I live in Michigan with my husband and our two sons. My family is very supportive of my writing. When I’m writing, they often bring me the take-out menu so that I can call and order them dinner. They listen patiently when I talk about my characters like they’re real. They rarely roll their eyes when I tell them I’ll only be a second while I finish writing a chapter…and then they take off their coats. They ask me how the story is going when I surface after living for hours in a world of my own making. They have learned to accept my “writing uniform” consisting of a slightly unflattering pink fleece jacket, t-shirt, and black yoga pants. And they smile at my nerdy bookishness whenever I try to explain urban fantasy to them. In short, they get me, so they are perfect and I am blessed.
WINNER OF THE 2013 UTOPYA AWARDS FOR BEST VILLAIN & BEST BOOK COVER OF THE YEAR
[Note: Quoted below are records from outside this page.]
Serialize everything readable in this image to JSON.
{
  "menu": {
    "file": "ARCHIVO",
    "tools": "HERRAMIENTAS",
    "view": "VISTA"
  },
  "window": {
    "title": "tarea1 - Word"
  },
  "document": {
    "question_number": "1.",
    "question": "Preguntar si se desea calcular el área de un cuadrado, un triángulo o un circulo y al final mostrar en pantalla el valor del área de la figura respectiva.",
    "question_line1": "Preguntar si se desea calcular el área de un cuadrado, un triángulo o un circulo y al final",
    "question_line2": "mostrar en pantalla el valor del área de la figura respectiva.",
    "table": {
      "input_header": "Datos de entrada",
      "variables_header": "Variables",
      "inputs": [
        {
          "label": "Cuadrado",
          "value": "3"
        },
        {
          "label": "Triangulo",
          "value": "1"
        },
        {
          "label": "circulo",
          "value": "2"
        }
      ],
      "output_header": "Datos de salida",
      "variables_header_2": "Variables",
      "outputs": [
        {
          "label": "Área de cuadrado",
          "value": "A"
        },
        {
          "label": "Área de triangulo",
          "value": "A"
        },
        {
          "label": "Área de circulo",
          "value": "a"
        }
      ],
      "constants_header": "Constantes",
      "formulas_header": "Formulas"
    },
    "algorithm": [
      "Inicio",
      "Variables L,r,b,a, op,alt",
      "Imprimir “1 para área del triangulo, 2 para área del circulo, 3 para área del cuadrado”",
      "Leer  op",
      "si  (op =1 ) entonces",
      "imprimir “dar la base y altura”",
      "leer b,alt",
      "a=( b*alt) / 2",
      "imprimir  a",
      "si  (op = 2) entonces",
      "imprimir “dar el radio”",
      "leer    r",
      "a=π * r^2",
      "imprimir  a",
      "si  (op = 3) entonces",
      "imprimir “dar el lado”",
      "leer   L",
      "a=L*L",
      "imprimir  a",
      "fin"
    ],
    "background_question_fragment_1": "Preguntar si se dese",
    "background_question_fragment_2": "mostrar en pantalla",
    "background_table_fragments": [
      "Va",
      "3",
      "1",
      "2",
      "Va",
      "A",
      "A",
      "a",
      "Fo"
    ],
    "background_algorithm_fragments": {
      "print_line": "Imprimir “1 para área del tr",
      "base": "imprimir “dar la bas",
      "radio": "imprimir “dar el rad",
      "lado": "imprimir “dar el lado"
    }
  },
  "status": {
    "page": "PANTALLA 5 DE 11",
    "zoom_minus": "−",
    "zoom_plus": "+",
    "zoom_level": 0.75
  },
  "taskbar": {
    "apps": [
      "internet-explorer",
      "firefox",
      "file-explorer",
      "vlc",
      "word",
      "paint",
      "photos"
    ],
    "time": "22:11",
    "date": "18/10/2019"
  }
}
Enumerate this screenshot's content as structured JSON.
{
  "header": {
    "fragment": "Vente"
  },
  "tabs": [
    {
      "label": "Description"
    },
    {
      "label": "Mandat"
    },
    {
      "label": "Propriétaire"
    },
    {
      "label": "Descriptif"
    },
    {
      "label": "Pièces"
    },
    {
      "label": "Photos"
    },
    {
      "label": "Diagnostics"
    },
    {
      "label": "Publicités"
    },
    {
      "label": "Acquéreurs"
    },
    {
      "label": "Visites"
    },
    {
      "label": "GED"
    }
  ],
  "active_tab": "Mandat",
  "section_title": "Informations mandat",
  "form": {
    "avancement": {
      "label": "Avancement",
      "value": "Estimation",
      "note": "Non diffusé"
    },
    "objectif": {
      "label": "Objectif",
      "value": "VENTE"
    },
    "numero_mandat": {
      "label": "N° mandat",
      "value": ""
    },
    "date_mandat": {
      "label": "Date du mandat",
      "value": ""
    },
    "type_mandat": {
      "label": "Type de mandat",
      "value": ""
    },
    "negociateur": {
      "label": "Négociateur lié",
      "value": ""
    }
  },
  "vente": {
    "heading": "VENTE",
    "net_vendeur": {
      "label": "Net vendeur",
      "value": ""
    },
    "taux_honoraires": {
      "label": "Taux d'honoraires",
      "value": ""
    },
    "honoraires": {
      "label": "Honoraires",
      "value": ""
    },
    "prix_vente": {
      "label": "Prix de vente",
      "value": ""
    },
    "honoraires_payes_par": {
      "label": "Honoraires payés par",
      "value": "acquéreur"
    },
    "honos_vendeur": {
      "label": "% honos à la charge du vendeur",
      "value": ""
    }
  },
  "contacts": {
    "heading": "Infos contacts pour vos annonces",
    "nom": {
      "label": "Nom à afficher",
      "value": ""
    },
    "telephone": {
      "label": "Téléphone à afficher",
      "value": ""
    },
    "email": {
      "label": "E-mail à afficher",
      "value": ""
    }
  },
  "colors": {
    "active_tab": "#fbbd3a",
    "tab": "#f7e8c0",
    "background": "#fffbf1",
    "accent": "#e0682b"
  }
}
Cold, fine drops of rain fall softly on my cheeks as I emerge from the darkness of the ship’s interior to the gray, overcast sky of the main deck. Pulling my dark pea coat tighter to my body, the wind lifts red tendrils of my hair. I walk slowly to the railing overlooking the water.
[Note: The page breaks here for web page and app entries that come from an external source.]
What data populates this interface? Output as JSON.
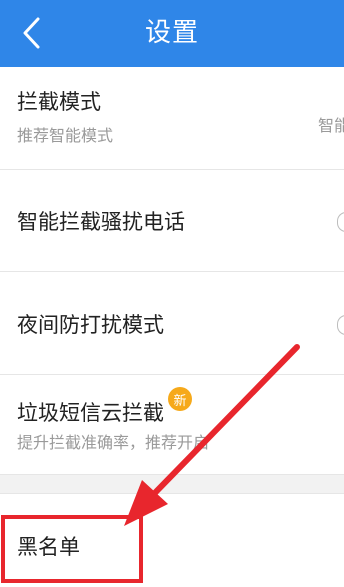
{
  "header": {
    "title": "设置",
    "back_icon": "chevron-left-icon",
    "background_color": "#2f86e8"
  },
  "settings": {
    "items": [
      {
        "label": "拦截模式",
        "subtitle": "推荐智能模式",
        "value": "智能"
      },
      {
        "label": "智能拦截骚扰电话"
      },
      {
        "label": "夜间防打扰模式"
      },
      {
        "label": "垃圾短信云拦截",
        "badge": "新",
        "subtitle": "提升拦截准确率，推荐开启"
      }
    ],
    "blacklist": {
      "label": "黑名单"
    }
  },
  "annotation": {
    "color": "#e8262d",
    "arrow_icon": "red-arrow-icon"
  }
}
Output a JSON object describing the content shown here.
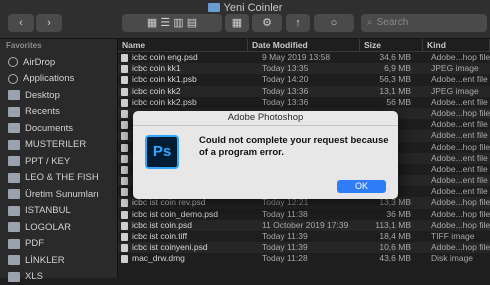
{
  "window": {
    "title": "Yeni Coinler"
  },
  "toolbar": {
    "view_label": "⚙",
    "search_placeholder": "Search"
  },
  "sidebar": {
    "heading": "Favorites",
    "items": [
      {
        "label": "AirDrop",
        "icon": "airdrop-icon"
      },
      {
        "label": "Applications",
        "icon": "applications-icon"
      },
      {
        "label": "Desktop",
        "icon": "folder-icon"
      },
      {
        "label": "Recents",
        "icon": "folder-icon"
      },
      {
        "label": "Documents",
        "icon": "folder-icon"
      },
      {
        "label": "MUSTERILER",
        "icon": "folder-icon"
      },
      {
        "label": "PPT / KEY",
        "icon": "folder-icon"
      },
      {
        "label": "LEO & THE FISH",
        "icon": "folder-icon"
      },
      {
        "label": "Üretim Sunumları",
        "icon": "folder-icon"
      },
      {
        "label": "ISTANBUL",
        "icon": "folder-icon"
      },
      {
        "label": "LOGOLAR",
        "icon": "folder-icon"
      },
      {
        "label": "PDF",
        "icon": "folder-icon"
      },
      {
        "label": "LİNKLER",
        "icon": "folder-icon"
      },
      {
        "label": "XLS",
        "icon": "folder-icon"
      }
    ]
  },
  "table": {
    "columns": [
      "Name",
      "Date Modified",
      "Size",
      "Kind"
    ],
    "rows": [
      {
        "name": "icbc coin eng.psd",
        "date": "9 May 2019 13:58",
        "size": "34,6 MB",
        "kind": "Adobe...hop file"
      },
      {
        "name": "icbc coin kk1",
        "date": "Today 13:35",
        "size": "6,9 MB",
        "kind": "JPEG image"
      },
      {
        "name": "icbc coin kk1.psb",
        "date": "Today 14:20",
        "size": "56,3 MB",
        "kind": "Adobe...ent file"
      },
      {
        "name": "icbc coin kk2",
        "date": "Today 13:36",
        "size": "13,1 MB",
        "kind": "JPEG image"
      },
      {
        "name": "icbc coin kk2.psb",
        "date": "Today 13:36",
        "size": "56 MB",
        "kind": "Adobe...ent file"
      },
      {
        "name": "",
        "date": "",
        "size": "",
        "kind": "Adobe...hop file"
      },
      {
        "name": "",
        "date": "",
        "size": "",
        "kind": "Adobe...ent file"
      },
      {
        "name": "",
        "date": "",
        "size": "",
        "kind": "Adobe...ent file"
      },
      {
        "name": "",
        "date": "",
        "size": "",
        "kind": "Adobe...hop file"
      },
      {
        "name": "",
        "date": "",
        "size": "",
        "kind": "Adobe...ent file"
      },
      {
        "name": "",
        "date": "",
        "size": "",
        "kind": "Adobe...ent file"
      },
      {
        "name": "",
        "date": "",
        "size": "",
        "kind": "Adobe...ent file"
      },
      {
        "name": "",
        "date": "",
        "size": "",
        "kind": "Adobe...ent file"
      },
      {
        "name": "icbc ist coin rev.psd",
        "date": "Today 12:21",
        "size": "13,3 MB",
        "kind": "Adobe...hop file"
      },
      {
        "name": "icbc ist coin_demo.psd",
        "date": "Today 11:38",
        "size": "36 MB",
        "kind": "Adobe...hop file"
      },
      {
        "name": "icbc ist coin.psd",
        "date": "11 October 2019 17:39",
        "size": "113,1 MB",
        "kind": "Adobe...hop file"
      },
      {
        "name": "icbc ist coin.tiff",
        "date": "Today 11:39",
        "size": "18,4 MB",
        "kind": "TIFF image"
      },
      {
        "name": "icbc ist coinyeni.psd",
        "date": "Today 11:39",
        "size": "10,6 MB",
        "kind": "Adobe...hop file"
      },
      {
        "name": "mac_drw.dmg",
        "date": "Today 11:28",
        "size": "43,6 MB",
        "kind": "Disk image"
      }
    ]
  },
  "dialog": {
    "title": "Adobe Photoshop",
    "icon_text": "Ps",
    "message": "Could not complete your request because of a program error.",
    "ok_label": "OK"
  },
  "colors": {
    "accent": "#2f7df6",
    "ps_blue": "#31a8ff"
  }
}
I catch my first sight of the Irish coastline; its craggy landscape makes me shiver in dread. I find it difficult to imagine now how the Gancanagh had made this their home for so long without anyone realizing it. The cold, moss-covered edifices practically scream their presence. As I study the shadows between the falling-down stone, I imagine creeping shapes of undead Faeries grasping the rock, waiting for our ship to draw nearer to their position.
Tipping my face up, I let the rain wash over me. It bathes away the frigid sweat of fear that has broken on my brow. “You don’t know how fiercely beautiful you are, do you?” A quiet voice behind me asks, causing me to stiffen and fix my eyes on the rocks along the shoreline.
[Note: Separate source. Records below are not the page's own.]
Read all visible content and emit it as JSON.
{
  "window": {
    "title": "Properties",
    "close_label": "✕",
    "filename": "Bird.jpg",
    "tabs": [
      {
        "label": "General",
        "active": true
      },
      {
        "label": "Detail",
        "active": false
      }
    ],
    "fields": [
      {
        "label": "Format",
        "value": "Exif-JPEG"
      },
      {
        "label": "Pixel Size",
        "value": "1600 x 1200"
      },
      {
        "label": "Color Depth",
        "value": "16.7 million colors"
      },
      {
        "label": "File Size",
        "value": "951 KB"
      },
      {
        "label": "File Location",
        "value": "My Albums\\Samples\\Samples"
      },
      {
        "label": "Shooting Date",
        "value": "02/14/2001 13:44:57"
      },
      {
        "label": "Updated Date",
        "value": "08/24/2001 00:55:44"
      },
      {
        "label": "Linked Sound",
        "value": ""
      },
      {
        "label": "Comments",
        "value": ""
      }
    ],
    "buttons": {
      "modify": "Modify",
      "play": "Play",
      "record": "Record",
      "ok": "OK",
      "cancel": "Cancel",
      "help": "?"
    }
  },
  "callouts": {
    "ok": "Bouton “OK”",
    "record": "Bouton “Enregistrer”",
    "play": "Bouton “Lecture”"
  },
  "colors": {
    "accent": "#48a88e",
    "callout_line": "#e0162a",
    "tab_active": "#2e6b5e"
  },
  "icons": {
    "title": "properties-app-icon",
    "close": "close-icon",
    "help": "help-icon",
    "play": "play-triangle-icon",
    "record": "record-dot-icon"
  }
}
WINNER OF THE 2012 UTOPYA AWARD FOR BEST VILLAIN
I hang my head in sorrow for just a moment when I know I am truly alone. I feel like I’m going to my execution, just as he had said. Then I move forward again. I hop a fence of fieldstone and cross a field dotted with Queen Anne’s lace. Goose bumps rise on my arms as I pass the cluster of windmills that I have seen in a dream. The scent is sweet in the field though, not the scent of heat, like it had been when it was forced upon me in visions. I gaze down the hill, beyond the small, whitewashed house that I knew would be there. The church looms dark and grim with its rough-hewn, timber façade, capped by tall, oblong spires reaching to the sky. Black, ominous clouds have collected above the roofline, as if Heaven is showing me the way.